TASK DESCRIPTION »
Using the entries that follow, collect the lines where the word "price" appears.

Data records for software interfaces »
+ + + + + + +

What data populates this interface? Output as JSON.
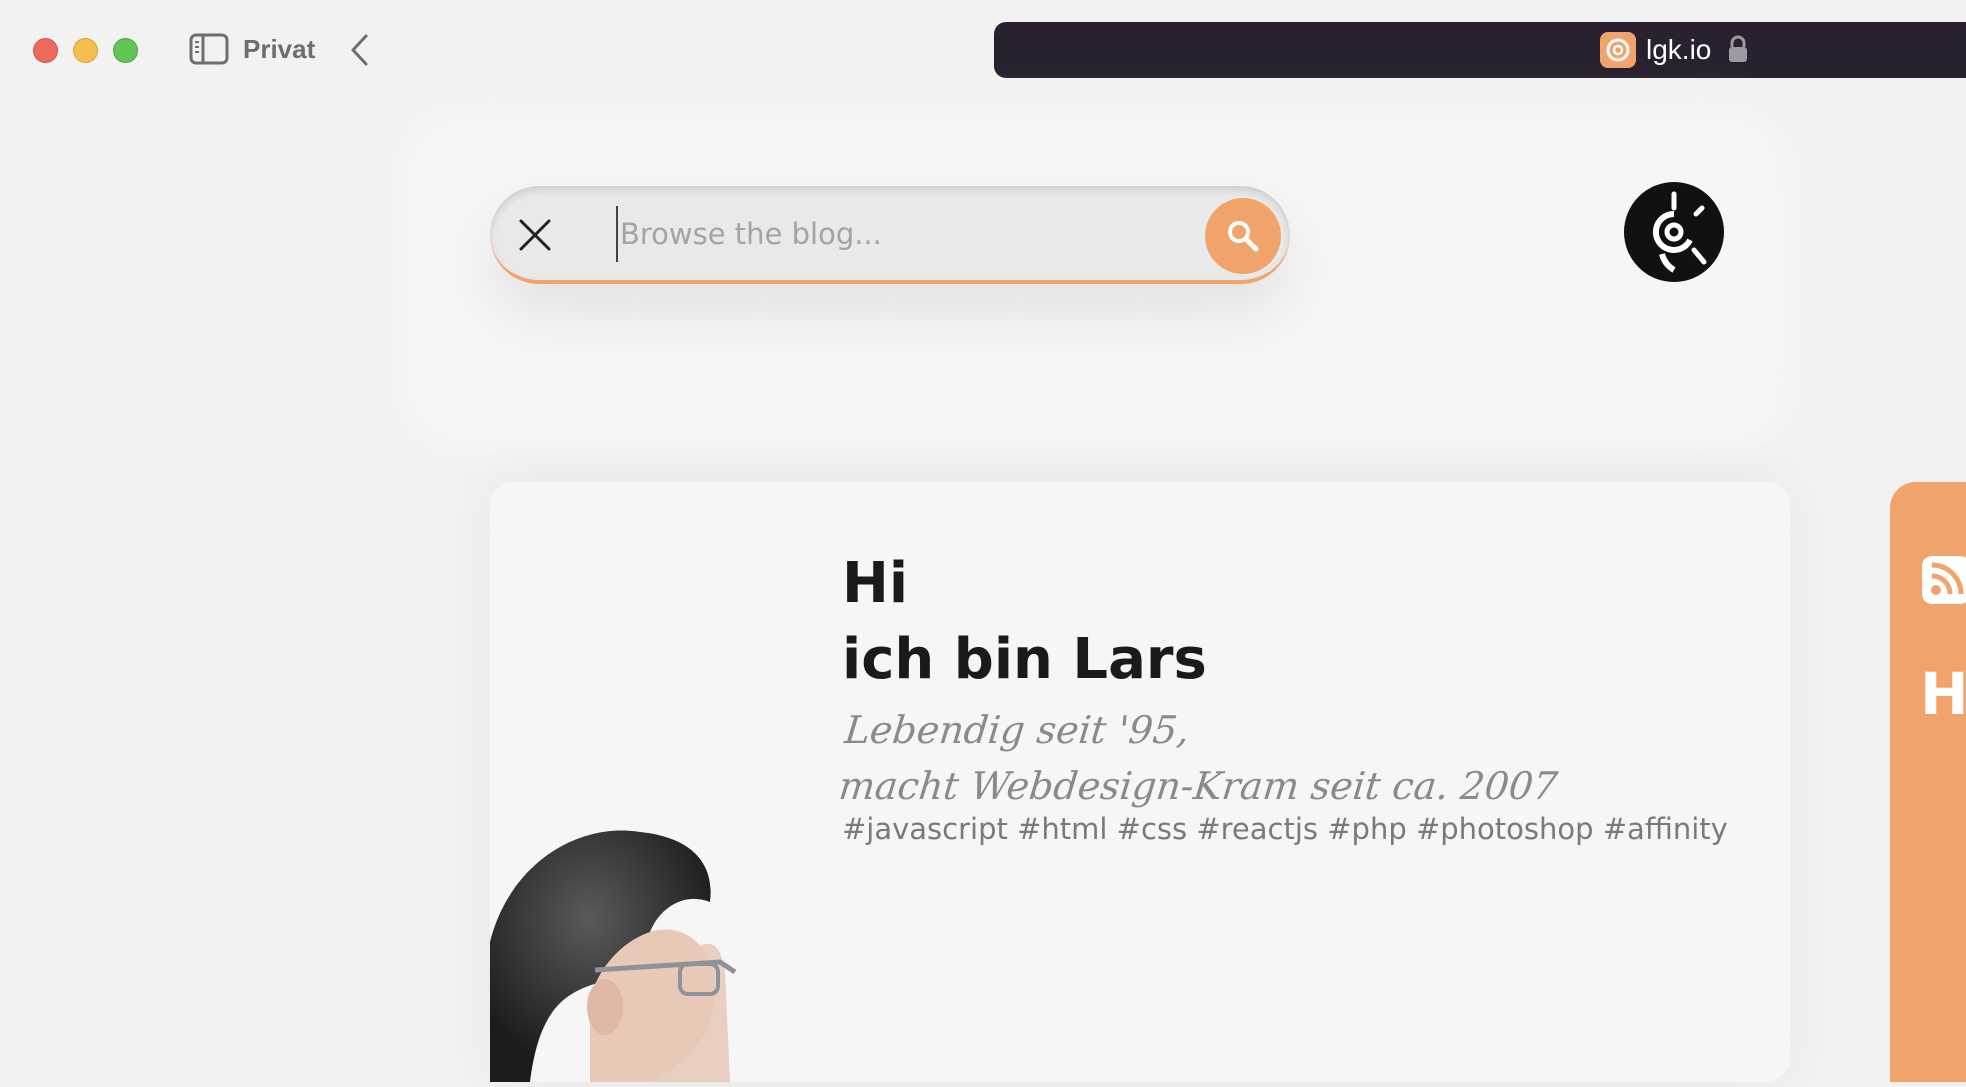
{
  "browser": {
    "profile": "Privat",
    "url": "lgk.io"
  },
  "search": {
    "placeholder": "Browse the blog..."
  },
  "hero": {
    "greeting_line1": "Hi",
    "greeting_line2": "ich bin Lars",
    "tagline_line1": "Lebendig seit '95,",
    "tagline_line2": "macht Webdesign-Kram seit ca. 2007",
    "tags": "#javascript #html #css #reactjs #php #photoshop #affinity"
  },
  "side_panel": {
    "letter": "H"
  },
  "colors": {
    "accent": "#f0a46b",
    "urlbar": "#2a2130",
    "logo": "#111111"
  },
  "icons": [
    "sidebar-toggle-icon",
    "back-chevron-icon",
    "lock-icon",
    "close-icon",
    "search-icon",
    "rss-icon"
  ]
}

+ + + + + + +

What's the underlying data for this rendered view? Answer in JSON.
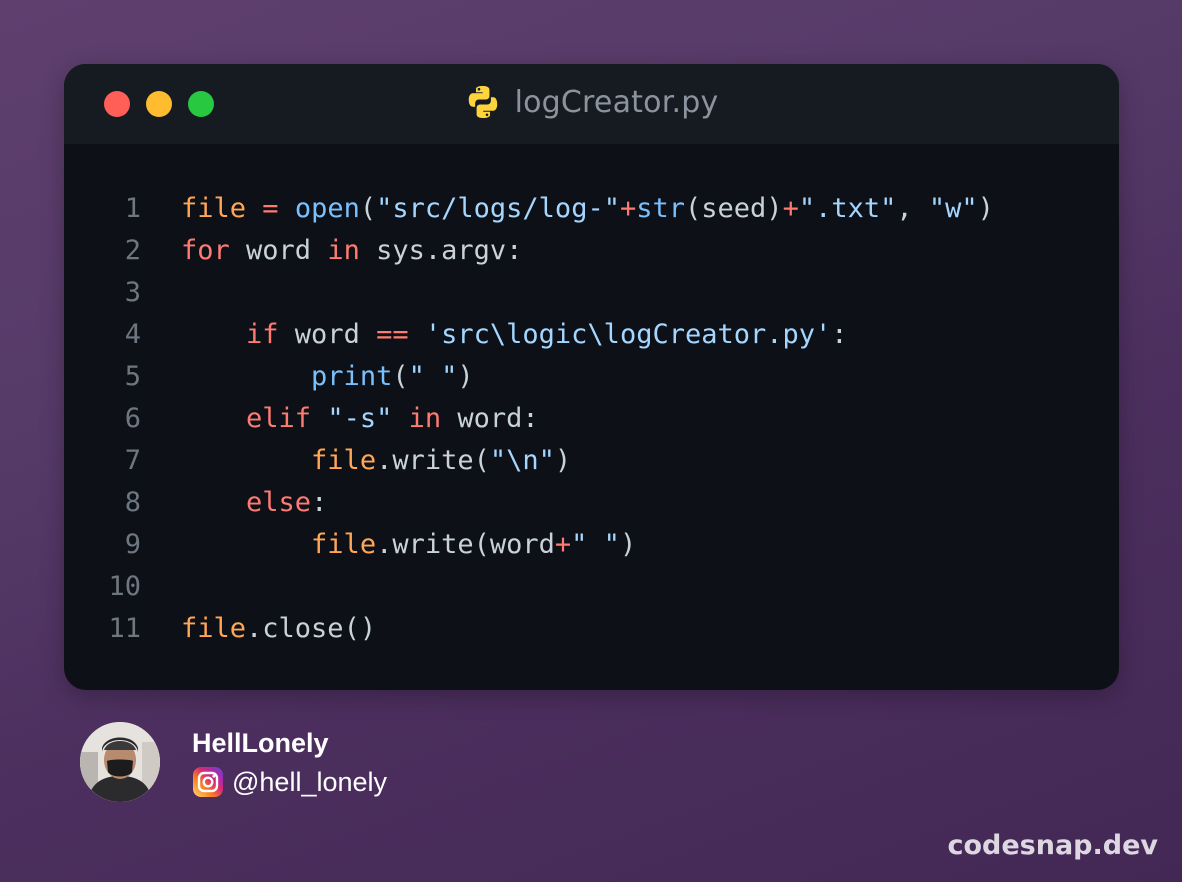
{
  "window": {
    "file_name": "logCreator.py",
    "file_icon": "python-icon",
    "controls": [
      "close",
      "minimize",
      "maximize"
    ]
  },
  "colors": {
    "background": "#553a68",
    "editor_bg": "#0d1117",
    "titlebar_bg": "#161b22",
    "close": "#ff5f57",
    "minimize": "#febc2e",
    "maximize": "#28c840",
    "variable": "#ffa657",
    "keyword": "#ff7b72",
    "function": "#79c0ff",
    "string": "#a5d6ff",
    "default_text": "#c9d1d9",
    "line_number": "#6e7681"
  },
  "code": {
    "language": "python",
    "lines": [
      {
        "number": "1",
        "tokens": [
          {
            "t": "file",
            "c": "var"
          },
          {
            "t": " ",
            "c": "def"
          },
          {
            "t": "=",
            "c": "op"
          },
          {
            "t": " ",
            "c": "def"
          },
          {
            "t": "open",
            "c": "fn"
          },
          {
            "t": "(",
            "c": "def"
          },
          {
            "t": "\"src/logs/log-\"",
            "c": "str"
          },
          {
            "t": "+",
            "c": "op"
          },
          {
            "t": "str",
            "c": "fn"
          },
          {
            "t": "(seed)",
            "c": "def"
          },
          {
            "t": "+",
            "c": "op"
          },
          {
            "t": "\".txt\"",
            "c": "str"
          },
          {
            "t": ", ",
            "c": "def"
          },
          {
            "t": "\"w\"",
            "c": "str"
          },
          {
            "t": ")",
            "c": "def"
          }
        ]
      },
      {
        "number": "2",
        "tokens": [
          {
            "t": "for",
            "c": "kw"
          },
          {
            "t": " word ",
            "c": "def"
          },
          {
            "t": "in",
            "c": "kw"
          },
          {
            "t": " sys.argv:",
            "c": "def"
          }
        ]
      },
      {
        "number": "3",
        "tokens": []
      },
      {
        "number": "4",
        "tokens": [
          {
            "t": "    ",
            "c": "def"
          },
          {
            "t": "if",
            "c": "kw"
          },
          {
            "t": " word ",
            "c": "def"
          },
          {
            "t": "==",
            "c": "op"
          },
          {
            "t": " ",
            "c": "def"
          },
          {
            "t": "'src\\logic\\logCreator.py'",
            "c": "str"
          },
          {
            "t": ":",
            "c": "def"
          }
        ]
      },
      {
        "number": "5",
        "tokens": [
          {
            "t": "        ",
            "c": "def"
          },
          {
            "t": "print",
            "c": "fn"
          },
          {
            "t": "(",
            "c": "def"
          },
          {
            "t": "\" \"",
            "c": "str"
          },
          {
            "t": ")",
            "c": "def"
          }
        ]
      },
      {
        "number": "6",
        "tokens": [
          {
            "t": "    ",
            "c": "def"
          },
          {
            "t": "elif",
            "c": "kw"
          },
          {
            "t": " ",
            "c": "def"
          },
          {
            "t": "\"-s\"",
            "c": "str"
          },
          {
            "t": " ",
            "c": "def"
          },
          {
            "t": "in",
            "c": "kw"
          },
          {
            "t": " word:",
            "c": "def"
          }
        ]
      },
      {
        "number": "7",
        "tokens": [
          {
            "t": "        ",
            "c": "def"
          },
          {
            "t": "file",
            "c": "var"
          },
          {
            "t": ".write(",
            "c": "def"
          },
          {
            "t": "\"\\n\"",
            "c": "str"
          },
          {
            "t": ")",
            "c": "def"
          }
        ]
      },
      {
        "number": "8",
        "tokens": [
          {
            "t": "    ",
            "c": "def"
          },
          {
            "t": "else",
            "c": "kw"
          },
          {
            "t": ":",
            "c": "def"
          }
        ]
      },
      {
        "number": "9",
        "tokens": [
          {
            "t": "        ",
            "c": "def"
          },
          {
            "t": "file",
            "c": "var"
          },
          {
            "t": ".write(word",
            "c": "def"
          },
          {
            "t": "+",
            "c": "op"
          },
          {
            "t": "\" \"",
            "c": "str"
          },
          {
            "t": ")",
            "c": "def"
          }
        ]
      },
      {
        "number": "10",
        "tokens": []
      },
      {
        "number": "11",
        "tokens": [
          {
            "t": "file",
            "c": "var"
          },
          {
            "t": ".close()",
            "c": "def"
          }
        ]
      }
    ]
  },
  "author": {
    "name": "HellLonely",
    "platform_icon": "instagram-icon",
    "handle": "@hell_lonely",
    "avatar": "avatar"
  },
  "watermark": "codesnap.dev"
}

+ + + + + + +

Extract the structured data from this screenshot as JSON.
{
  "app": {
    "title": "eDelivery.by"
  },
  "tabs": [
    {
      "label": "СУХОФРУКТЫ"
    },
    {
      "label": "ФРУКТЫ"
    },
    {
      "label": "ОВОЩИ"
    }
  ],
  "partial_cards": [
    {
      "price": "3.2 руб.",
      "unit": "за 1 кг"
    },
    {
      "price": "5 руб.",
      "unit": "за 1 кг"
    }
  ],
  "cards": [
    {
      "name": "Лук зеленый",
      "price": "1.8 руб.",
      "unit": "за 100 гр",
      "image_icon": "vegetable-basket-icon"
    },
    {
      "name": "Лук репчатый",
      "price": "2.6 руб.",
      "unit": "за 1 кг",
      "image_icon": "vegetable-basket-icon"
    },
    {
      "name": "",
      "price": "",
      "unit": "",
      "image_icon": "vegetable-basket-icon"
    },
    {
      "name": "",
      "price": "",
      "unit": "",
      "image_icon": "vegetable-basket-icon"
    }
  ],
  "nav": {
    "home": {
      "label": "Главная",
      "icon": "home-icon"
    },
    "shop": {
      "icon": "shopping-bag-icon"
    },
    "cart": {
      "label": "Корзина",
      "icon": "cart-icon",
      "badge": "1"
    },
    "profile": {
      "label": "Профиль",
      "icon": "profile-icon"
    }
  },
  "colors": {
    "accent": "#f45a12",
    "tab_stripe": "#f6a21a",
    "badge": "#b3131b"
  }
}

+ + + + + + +

ANSWER TO THE PROBLEM »
      "price": "3.2 руб.",
      "price": "5 руб.",
      "price": "1.8 руб.",
      "price": "2.6 руб.",
      "price": "",
      "price": "",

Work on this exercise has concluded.